I had had enough. Disappointed and disgusted with the current state of child rearing, I decided to abandon the mission. We returned to playing and soon left the mall for the greener pastures of my aunt’s house, where chocolate chip cookies awaited us.
I fully realize that my nine-year-old self in this story is not a normal socialized child. But neither was I an un-socialized child. I was simply socialized differently than most children. Socialization should simply be concerned with functioning politely and respectfully within large groups of people or within the larger society. However, many mistakenly see socialization as the ability to follow society’s accepted way of behavior. One’s social skills in this sense allow him to fit in with the group around him, making no change to the norms and sticking to the status quo.
At the same time that so many people are concerned with the socialization of the homeschooler, they are also concerned with peer pressure that leads many children, especially those in the public school setting, to make irresponsible choices. Can we not see the direct relationship that exists between the need to be “socialized” according to society’s dictates and the compulsion to succumb to peer pressure?
So, you see, if by “socialized” one means following the crowd and giving in to peer pressure, then no, I was not socialized.
If by “socialized” one means loud, outgoing, and able to dominate any and every conversation, then no, I was not socialized. But neither did homeschooling make me awkward, shy, backward, or uncomfortable in large groups of people.
Thanks to homeschooling, I was comfortable speaking when spoken to, could carry on a polite conversation, and could both listen to and converse with individuals of varying ages. Moreover, by virtue of my lifestyle, I was completely accustomed to going against the norm and doing what was right in spite of the people around me.

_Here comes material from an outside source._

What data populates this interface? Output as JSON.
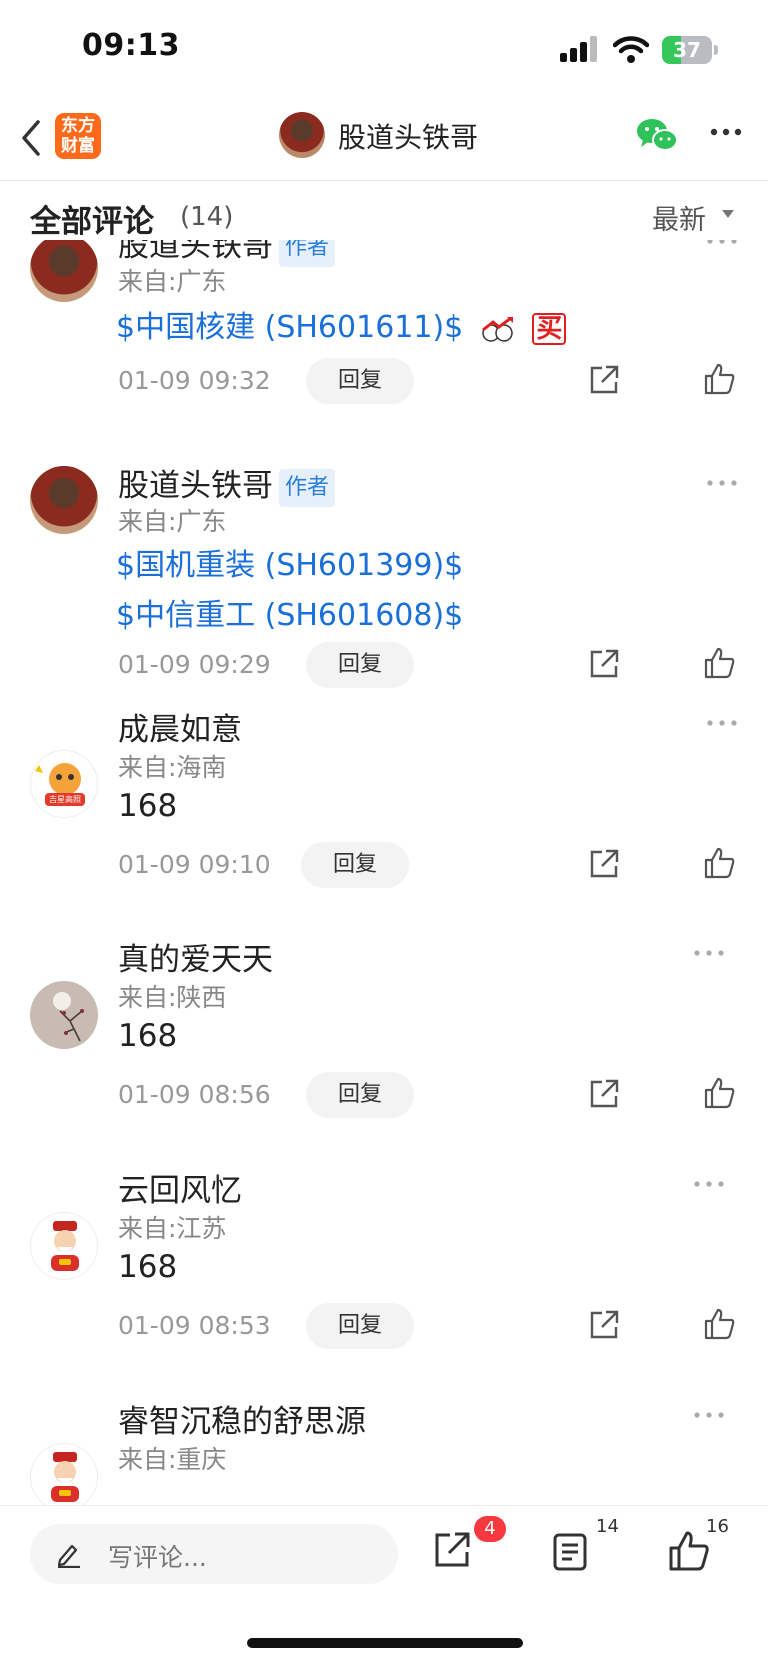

Being comfortable in large groups of people as well as being used to standing up for what was right, why wouldn’t I begin a mission to reclaim the play place in the name of order and decency?
Now, of course, not every child that attends a public school is destined to be a rambunctious heathen climbing on plastic, oversized medical equipment. But neither are homeschoolers destined to a life of social awkwardness.
I was blessed with a wonderful childhood and homeschooling education that has given me the ability, not to conform to society, but to blaze my own trail and make a difference in my own way. Although my methods have been refined (and I no longer lecture random children on play-place etiquette, though the temptation is still there), the courage and tenacity to stand up for my values in spite of social pressure is still with me.
This courage is infinitely more valuable than any irrelevant social skill I could have learned. As I enter adulthood and encounter more important issues beyond the confines of a shopping mall play place, I am grateful to my homeschooling parents who were willing to put up with hearing that “S” word over and over in order to give me that courage and tenacity that will stay with me my entire life.
Girl on swing © LuckyImages / Dollar Photo Club